The stuff that is being 'spun' out as about Christianity today by these huge spin machines that are all about making money for their parent group, that kind of thing never had any appeal to me. And I find it very frustrating as it has turned a lot of people off on the fundamental things that really are part of what Christ taught. It's crazy what has happened to Christianity today.

But I see the same thing with the self-named political conservatives. Those in political office today who call themselves conservative seem to have no clue what the word even means and are more fascists but would not want that word used due to its connection with Nazis which it is not the same as. And if someone thinks that's too extreme for them, look it up in the dictionary. Fascism is more of what we see than conservativism today in the Republican party. Perhaps it's why they renamed themselves neo-cons.

For politics I was always a democrat but more of a moderate than rigidly that. I think I am mostly conservative (based on the real meaning of that word, not the current definition out there) in how I live my personal life. I don't follow any dogma.

To me neither party expresses what I beieve but you have to choose one to vote in primaries in my state. I have voted for people in both parties depending on what they say they will do.

I did go through a time where I thought maybe a great society could work, more of a hey let's give it a try thinking, but it has proven to me that it didn't. Pretty much my thinking though politically is what it has always been but just to degrees with changing something here or there. I am one of those who very much want a third party that is more liberal socially in a responsible way and more conservative fiscally-- again in a responsible way. Utopia, you know! *s*

Ingineer66 said...

Beautiful pictures Rain. I know you and I agree on parts of this issue and disagree on some of it. I see many unnecessary regulations and the millions of tax payer and private dollars spent in the name of environmental laws that really dont do any good in the big picture. And you are correct science is a very important part of this issue, unfortunately I have seen bad science used to justify bad decisions in the name of environmental protection. Many times they end up hurting the environment more than if they would have just left things alone. A good example is down in SoCal they wouldnt let the farmers disc in the legally required fire breaks on their property because of some endangered mouse. Then when the fields did burn they burned the entire habitat of the mouse instead of just a piece of it. In the big picture the impact of a fire break is totally insignificant and science and reason should be used in applying the rules.
Here locally a freeway project was delayed for 9 years while they fought over an endangered plant that had been transplanted onto where the road was supposed to go. During that 9 years 11 people were killed and many others maimed and in the end the project was re-designed and moved at an expense of $15million to save a plant growing on a manmade roadside bank. And where the road it was moved to was prime wetland beaver habitat that had to be moved and filled in. What was the environment impact of all those crashes. The cars had to go to the junkyard, oil gas and freon were released into the atmosphere. All the cars sitting idling in traffic were spitting out pollution. The inmates are running the asylum.
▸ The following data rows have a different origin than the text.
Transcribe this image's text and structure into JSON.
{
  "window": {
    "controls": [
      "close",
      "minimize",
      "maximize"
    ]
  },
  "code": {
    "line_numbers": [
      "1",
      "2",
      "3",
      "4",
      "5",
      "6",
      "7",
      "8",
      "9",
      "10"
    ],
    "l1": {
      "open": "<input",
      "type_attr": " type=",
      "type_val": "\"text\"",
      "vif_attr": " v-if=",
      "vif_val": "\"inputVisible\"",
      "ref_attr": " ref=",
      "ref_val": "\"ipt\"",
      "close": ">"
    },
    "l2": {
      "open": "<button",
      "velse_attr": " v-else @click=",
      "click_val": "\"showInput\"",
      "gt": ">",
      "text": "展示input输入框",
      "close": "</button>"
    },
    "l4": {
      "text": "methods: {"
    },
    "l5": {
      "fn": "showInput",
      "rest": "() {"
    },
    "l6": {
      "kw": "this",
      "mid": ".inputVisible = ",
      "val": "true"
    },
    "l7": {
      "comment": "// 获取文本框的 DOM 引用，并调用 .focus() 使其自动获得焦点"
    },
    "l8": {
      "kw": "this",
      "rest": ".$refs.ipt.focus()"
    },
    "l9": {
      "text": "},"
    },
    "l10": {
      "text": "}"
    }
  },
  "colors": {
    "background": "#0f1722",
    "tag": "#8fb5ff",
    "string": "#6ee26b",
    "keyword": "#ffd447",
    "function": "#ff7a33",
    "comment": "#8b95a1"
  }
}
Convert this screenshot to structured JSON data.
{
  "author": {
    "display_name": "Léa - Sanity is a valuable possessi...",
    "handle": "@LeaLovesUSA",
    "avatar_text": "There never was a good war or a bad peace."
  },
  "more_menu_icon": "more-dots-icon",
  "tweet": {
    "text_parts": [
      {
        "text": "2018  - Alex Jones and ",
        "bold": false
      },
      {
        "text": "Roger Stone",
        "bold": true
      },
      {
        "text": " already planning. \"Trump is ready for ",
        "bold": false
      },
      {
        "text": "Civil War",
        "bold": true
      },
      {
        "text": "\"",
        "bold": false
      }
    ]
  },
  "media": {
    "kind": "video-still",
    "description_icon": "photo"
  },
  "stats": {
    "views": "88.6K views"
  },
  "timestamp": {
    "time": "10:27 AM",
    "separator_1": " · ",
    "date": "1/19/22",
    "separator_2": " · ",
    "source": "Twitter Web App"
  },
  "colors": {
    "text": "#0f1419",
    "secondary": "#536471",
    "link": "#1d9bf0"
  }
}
Oh and by the way I would like a fiscally responsible socially responsible third party also. I bet at least 40% of Americans would want that too.

Paul said...
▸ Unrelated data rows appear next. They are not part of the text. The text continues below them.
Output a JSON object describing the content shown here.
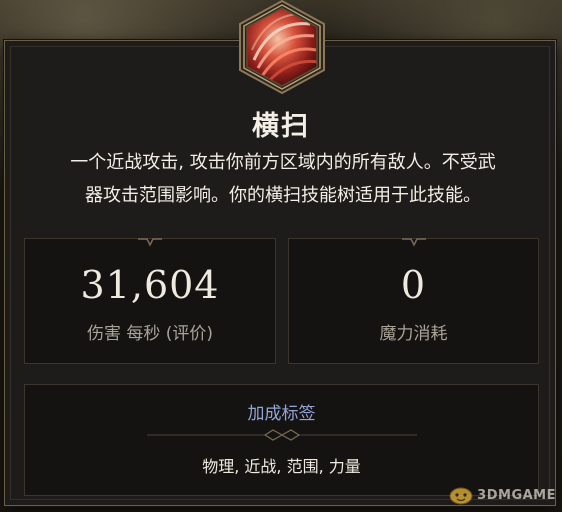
{
  "skill": {
    "name": "横扫",
    "description_line1": "一个近战攻击, 攻击你前方区域内的所有敌人。不受武",
    "description_line2": "器攻击范围影响。你的横扫技能树适用于此技能。"
  },
  "stats": {
    "damage": {
      "value": "31,604",
      "label": "伤害 每秒 (评价)"
    },
    "mana": {
      "value": "0",
      "label": "魔力消耗"
    }
  },
  "tags": {
    "title": "加成标签",
    "value": "物理, 近战, 范围, 力量"
  },
  "watermark": {
    "text": "3DMGAME",
    "icon": "gamepad-icon"
  },
  "colors": {
    "panel_border": "#6b5c45",
    "tag_title": "#93a5d6",
    "icon_red": "#c8352b"
  }
}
People pollute the Earth everyday and regardless of political persuasion not one of us is blameless in this matter! Corporations are another matter in this regard.
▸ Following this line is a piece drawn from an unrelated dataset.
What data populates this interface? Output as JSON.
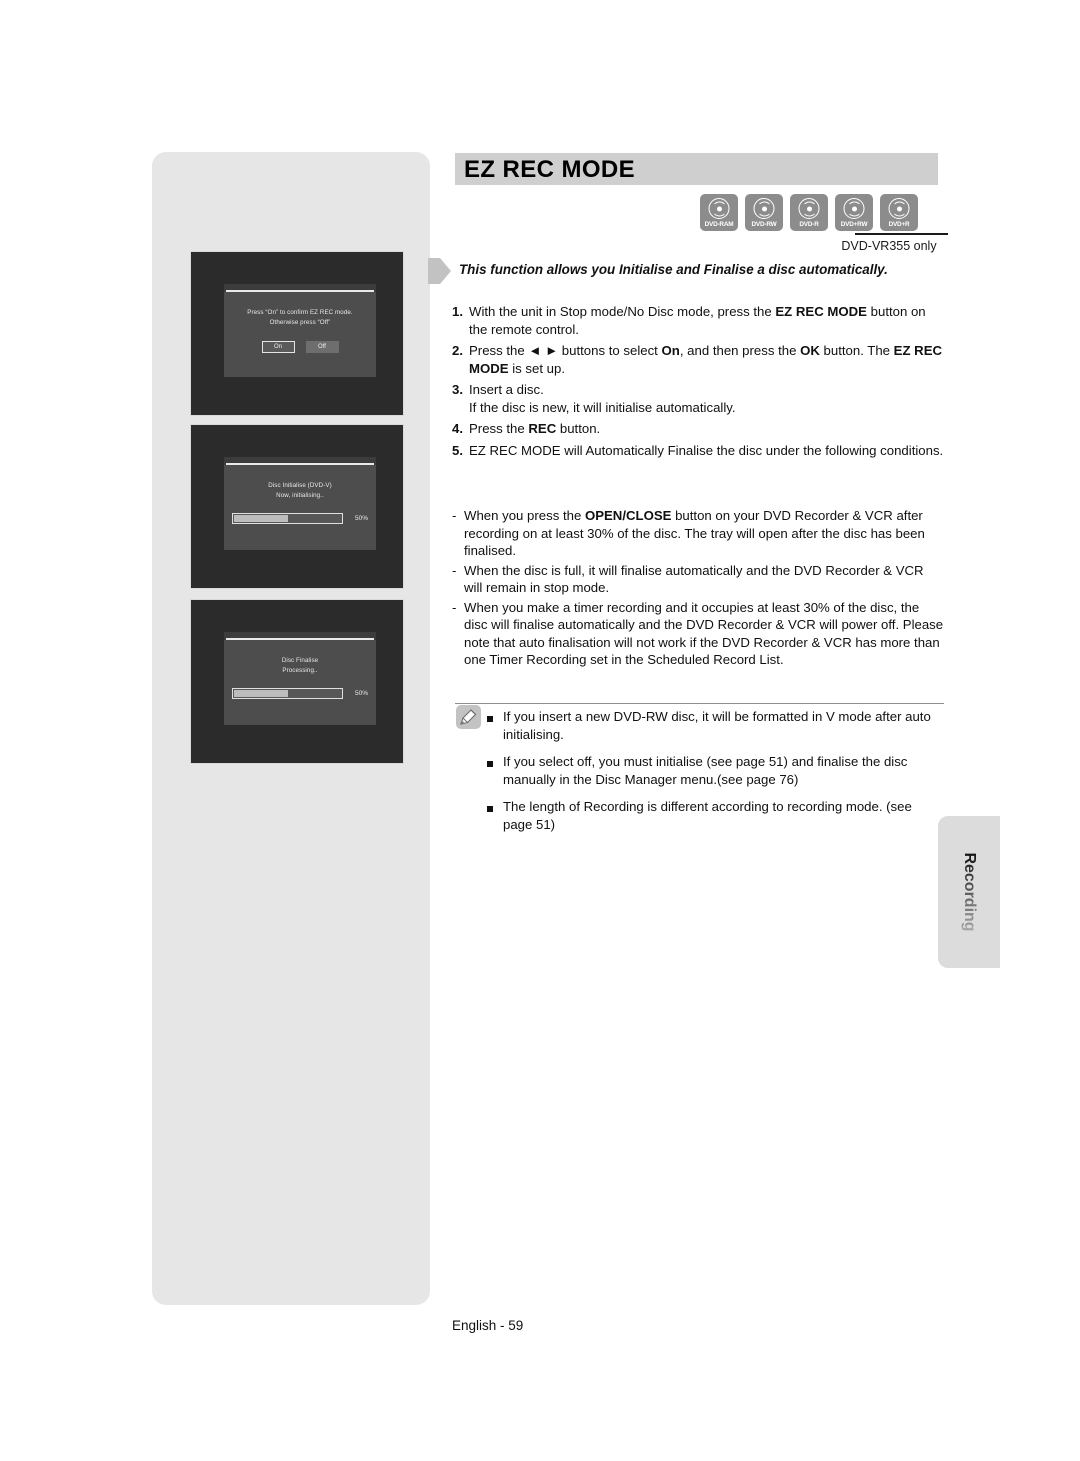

Allan Erickson said...

Cool, thanks for using Opal Creek as the highlight of your point making! As one of those few who have lived and worked at Opal Creek I will vouch not just for its beauty but the effect it has on people.

I lived at O.C. in the early 90's, before we had it protected, when we were in the stage of shutting down the mines and seeking to establish the valley as a fully protected entity. It was a struggle and we did it with little except the energy of good hearted people. Money was scarce but we "endeavored to persevere" (Chief Dan George in the Outlaw Josie Wales.

I've begun writing on Opal Creek at my blog Morning Donut. Please drop by...